Meanwhile, Mr Rubaie said he believed the security situation in his country would improve enough to allow a large number of US-led forces to leave by the end of this year and a majority to depart by the end of next year. "And maybe the last soldier will leave Iraq by mid-2008," he said. But that suggestion was quickly dismissed by Sherwan al-Waili, the minister of national security, who said the issue of foreign troop withdrawal was up to the Iraqi parliament.
The US military said it had received no specific timeline from General George Casey, the top US commander in Iraq, but a spokesman stressed the military was in Iraq as "guests here of the government of Iraq and at which time they tell us that they're ready to have us return home, we will in fact depart".
The Pentagon confirmed yesterday that the death toll of US troops in Iraq had reached 2,500 since the war began in March 2003, underscoring warnings that the killing of al-Qaeda's leader in the country would not end the relentless violence.
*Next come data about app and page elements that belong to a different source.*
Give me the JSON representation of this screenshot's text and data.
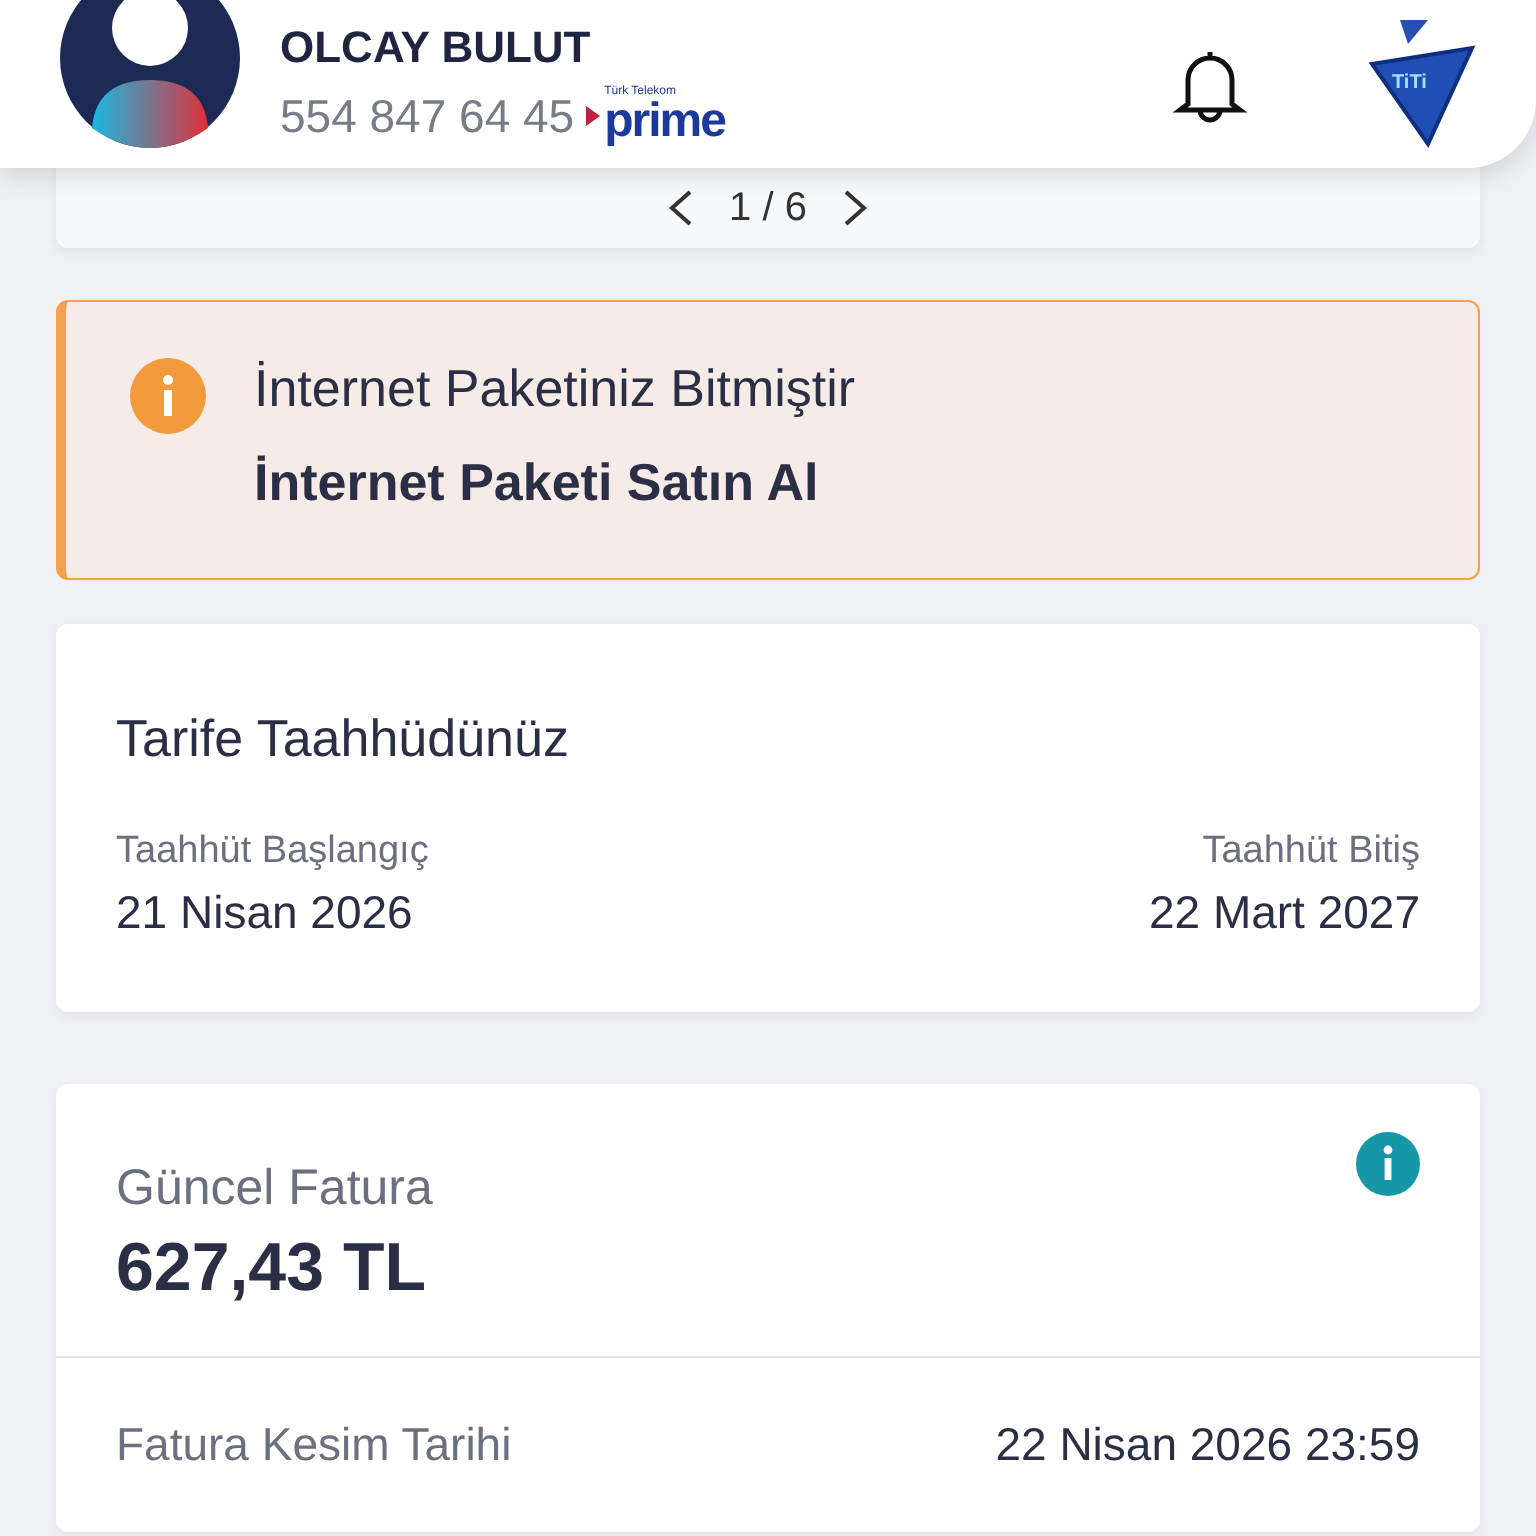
{
  "header": {
    "name": "OLCAY BULUT",
    "phone": "554 847 64 45",
    "brand_small": "Türk Telekom",
    "brand": "prime",
    "assistant": "TiTi"
  },
  "pager": {
    "text": "1 / 6"
  },
  "alert": {
    "title": "İnternet Paketiniz Bitmiştir",
    "action": "İnternet Paketi Satın Al"
  },
  "commitment": {
    "title": "Tarife Taahhüdünüz",
    "start_label": "Taahhüt Başlangıç",
    "start": "21 Nisan 2026",
    "end_label": "Taahhüt Bitiş",
    "end": "22 Mart 2027"
  },
  "bill": {
    "title": "Güncel Fatura",
    "amount": "627,43 TL",
    "rows": [
      {
        "label": "Fatura Kesim Tarihi",
        "value": "22 Nisan 2026 23:59"
      }
    ]
  }
}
It means that, on an average day, two US troops are killed.
It also said 18,490 US troops had been wounded in the war.
"It's important to remember that there is a mission, and there is a greater good which sometimes necessitates tremendous sacrifice," said Brigadier General Carter Ham, the deputy director of regional operations for the military's joint staff who formerly commanded US forces in northern Iraq.
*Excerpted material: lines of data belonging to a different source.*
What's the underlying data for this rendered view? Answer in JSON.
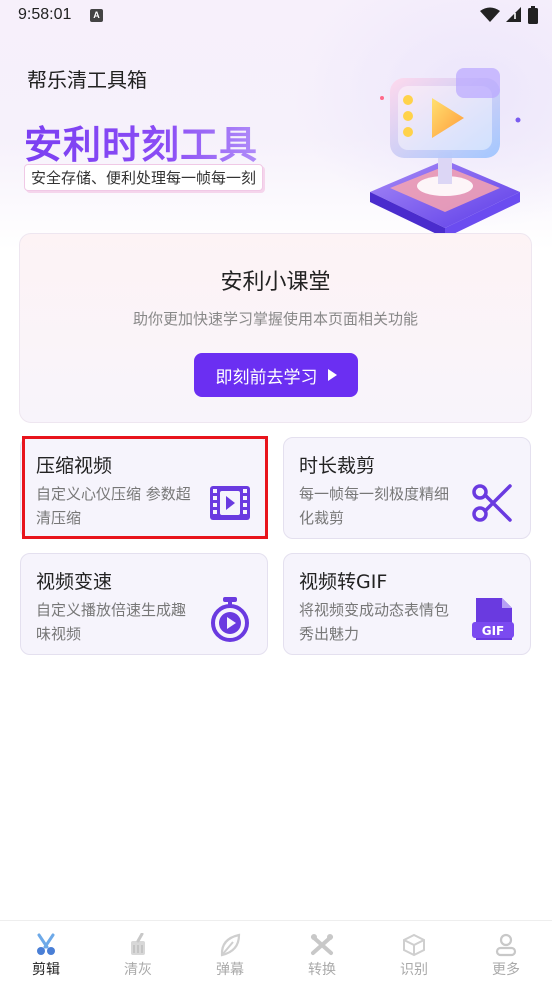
{
  "status_bar": {
    "time": "9:58:01",
    "a_badge": "A"
  },
  "header": {
    "app_title": "帮乐清工具箱",
    "hero_title": "安利时刻工具",
    "hero_subtitle": "安全存储、便利处理每一帧每一刻"
  },
  "course": {
    "title": "安利小课堂",
    "description": "助你更加快速学习掌握使用本页面相关功能",
    "button_label": "即刻前去学习"
  },
  "tools": [
    {
      "title": "压缩视频",
      "desc": "自定义心仪压缩 参数超清压缩",
      "icon": "video-compress-icon"
    },
    {
      "title": "时长裁剪",
      "desc": "每一帧每一刻极度精细化裁剪",
      "icon": "scissors-icon"
    },
    {
      "title": "视频变速",
      "desc": "自定义播放倍速生成趣味视频",
      "icon": "stopwatch-icon"
    },
    {
      "title": "视频转GIF",
      "desc": "将视频变成动态表情包秀出魅力",
      "icon": "gif-file-icon",
      "badge": "GIF"
    }
  ],
  "bottom_nav": {
    "items": [
      {
        "label": "剪辑",
        "icon": "scissors-nav-icon",
        "active": true
      },
      {
        "label": "清灰",
        "icon": "broom-icon",
        "active": false
      },
      {
        "label": "弹幕",
        "icon": "leaf-icon",
        "active": false
      },
      {
        "label": "转换",
        "icon": "tools-icon",
        "active": false
      },
      {
        "label": "识别",
        "icon": "cube-icon",
        "active": false
      },
      {
        "label": "更多",
        "icon": "user-icon",
        "active": false
      }
    ]
  },
  "colors": {
    "accent": "#6b2ff2",
    "highlight": "#e8141c",
    "icon_purple": "#6a3ae0"
  }
}
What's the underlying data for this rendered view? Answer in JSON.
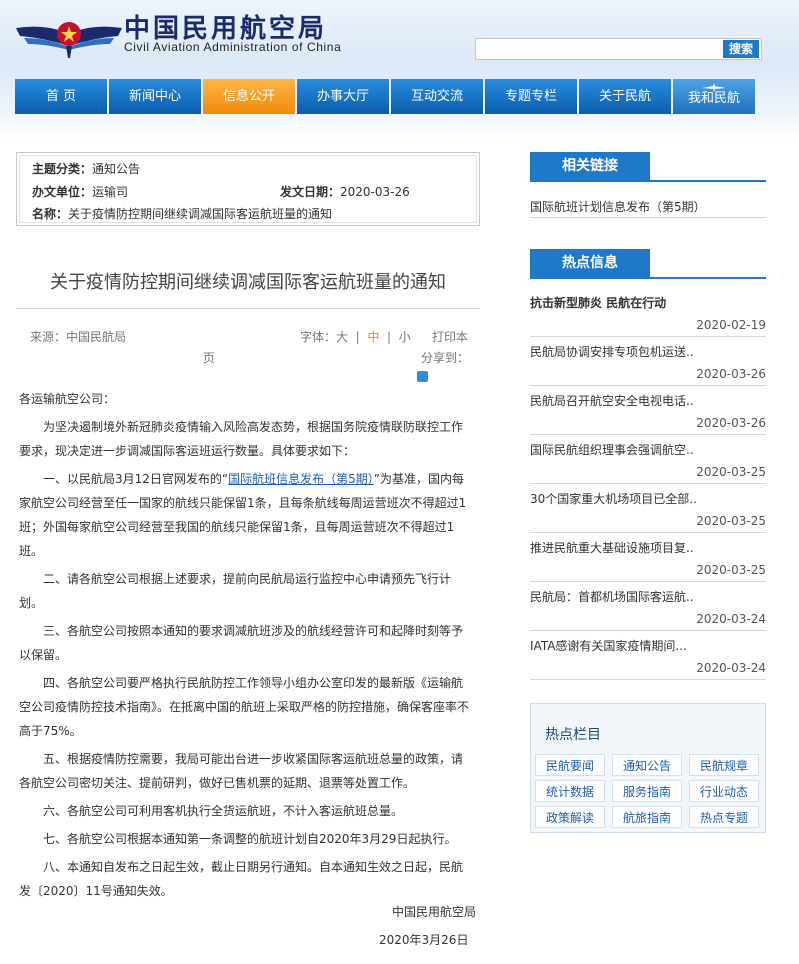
{
  "header": {
    "title_cn": "中国民用航空局",
    "title_en": "Civil Aviation Administration of China",
    "search_placeholder": "",
    "search_button": "搜索"
  },
  "nav": [
    {
      "label": "首 页"
    },
    {
      "label": "新闻中心"
    },
    {
      "label": "信息公开",
      "active": true
    },
    {
      "label": "办事大厅"
    },
    {
      "label": "互动交流"
    },
    {
      "label": "专题专栏"
    },
    {
      "label": "关于民航"
    },
    {
      "label": "我和民航"
    }
  ],
  "meta": {
    "category_label": "主题分类：",
    "category_value": "通知公告",
    "office_label": "办文单位：",
    "office_value": "运输司",
    "date_label": "发文日期：",
    "date_value": "2020-03-26",
    "name_label": "名称：",
    "name_value": "关于疫情防控期间继续调减国际客运航班量的通知"
  },
  "article": {
    "title": "关于疫情防控期间继续调减国际客运航班量的通知",
    "source": "来源：中国民航局",
    "font_label": "字体：",
    "font_large": "大",
    "font_sep1": "|",
    "font_medium": "中",
    "font_sep2": "|",
    "font_small": "小",
    "print_part1": "打印本",
    "print_part2": "页",
    "share_label": "分享到：",
    "salutation": "各运输航空公司：",
    "intro": "为坚决遏制境外新冠肺炎疫情输入风险高发态势，根据国务院疫情联防联控工作要求，现决定进一步调减国际客运班运行数量。具体要求如下：",
    "p1_before": "一、以民航局3月12日官网发布的“",
    "p1_link": "国际航班信息发布（第5期）",
    "p1_after": "”为基准，国内每家航空公司经营至任一国家的航线只能保留1条，且每条航线每周运营班次不得超过1班；外国每家航空公司经营至我国的航线只能保留1条，且每周运营班次不得超过1班。",
    "p2": "二、请各航空公司根据上述要求，提前向民航局运行监控中心申请预先飞行计划。",
    "p3": "三、各航空公司按照本通知的要求调减航班涉及的航线经营许可和起降时刻等予以保留。",
    "p4": "四、各航空公司要严格执行民航防控工作领导小组办公室印发的最新版《运输航空公司疫情防控技术指南》。在抵离中国的航班上采取严格的防控措施，确保客座率不高于75%。",
    "p5": "五、根据疫情防控需要，我局可能出台进一步收紧国际客运航班总量的政策，请各航空公司密切关注、提前研判，做好已售机票的延期、退票等处置工作。",
    "p6": "六、各航空公司可利用客机执行全货运航班，不计入客运航班总量。",
    "p7": "七、各航空公司根据本通知第一条调整的航班计划自2020年3月29日起执行。",
    "p8": "八、本通知自发布之日起生效，截止日期另行通知。自本通知生效之日起，民航发〔2020〕11号通知失效。",
    "signature_org": "中国民用航空局",
    "signature_date": "2020年3月26日"
  },
  "sidebar": {
    "related_title": "相关链接",
    "related_links": [
      "国际航班计划信息发布（第5期）"
    ],
    "hot_title": "热点信息",
    "hot_top": "抗击新型肺炎 民航在行动",
    "hot_items": [
      {
        "title": "",
        "date": "2020-02-19"
      },
      {
        "title": "民航局协调安排专项包机运送..",
        "date": "2020-03-26"
      },
      {
        "title": "民航局召开航空安全电视电话..",
        "date": "2020-03-26"
      },
      {
        "title": "国际民航组织理事会强调航空..",
        "date": "2020-03-25"
      },
      {
        "title": "30个国家重大机场项目已全部..",
        "date": "2020-03-25"
      },
      {
        "title": "推进民航重大基础设施项目复..",
        "date": "2020-03-25"
      },
      {
        "title": "民航局：首都机场国际客运航..",
        "date": "2020-03-24"
      },
      {
        "title": "IATA感谢有关国家疫情期间...",
        "date": "2020-03-24"
      }
    ],
    "columns_title": "热点栏目",
    "columns": [
      "民航要闻",
      "通知公告",
      "民航规章",
      "统计数据",
      "服务指南",
      "行业动态",
      "政策解读",
      "航旅指南",
      "热点专题"
    ]
  },
  "colors": {
    "nav_blue": "#1f78c8",
    "nav_active_orange": "#f08a0c",
    "title_navy": "#1a2a6c"
  }
}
Tens of thousands of Iraqis have also been killed since the US-led invasion to overthrow Saddam Hussein, sparking an insurgency by his once-dominant Sunni Arab minority that is showing little sign of easing.
Yesterday, more than 20 Iraqis lost their lives in separate attacks. In the bloodiest of the incidents, gunmen stopped a minibus taking ten labourers to work in the town of Baquba, forced them to get off and killed them, according to Iraqi police.
Further west, attackers opened fire on a Sunni Arab mosque in a small town near Tikrit, Saddam's home city, killing four worshippers and wounding up to 20 others.
In the northern town of Tal Afar, which George Bush, the US president, has held up as an example of progress in Iraq, three roadside bombs killed five Iraqi soldiers.
Terrorists in crisis, says Zarqawi document
AL-QAEDA is being weakened by United States military attacks and propaganda, according to a document allegedly found on a computer belonging to Abu Musab al-Zarqawi, the organisation's late leader.
The document expressed concern at the failure to attract recruits and proposed a change of tactics to create a new impetus.
One suggestion was that conflict should be fostered between the US and another country, such as Shiite Iran, and by stirring up US-Shiite tension in Iraq. Another was that al-Qaeda should infiltrate Iraq's armed forces, recruit new members and manufacture more weapons.
The writer states that a review of tactics is especially important because forces of the Iraqi National Guard "have succeeded in forming an enormous shield protecting the American forces and have reduced substantially the losses that were solely suffered by the American forces".
The main suggestion is that the US should be diverted by drawing it into another conflict.
"In general and despite the current bleak situation, we think that the best suggestions in order to get out of this crisis is to entangle the American forces into another war against another country," it said.
"Hence, it is necessary first to exaggerate the Iranian danger and to convince America and the west in general, of the real danger coming from Iran."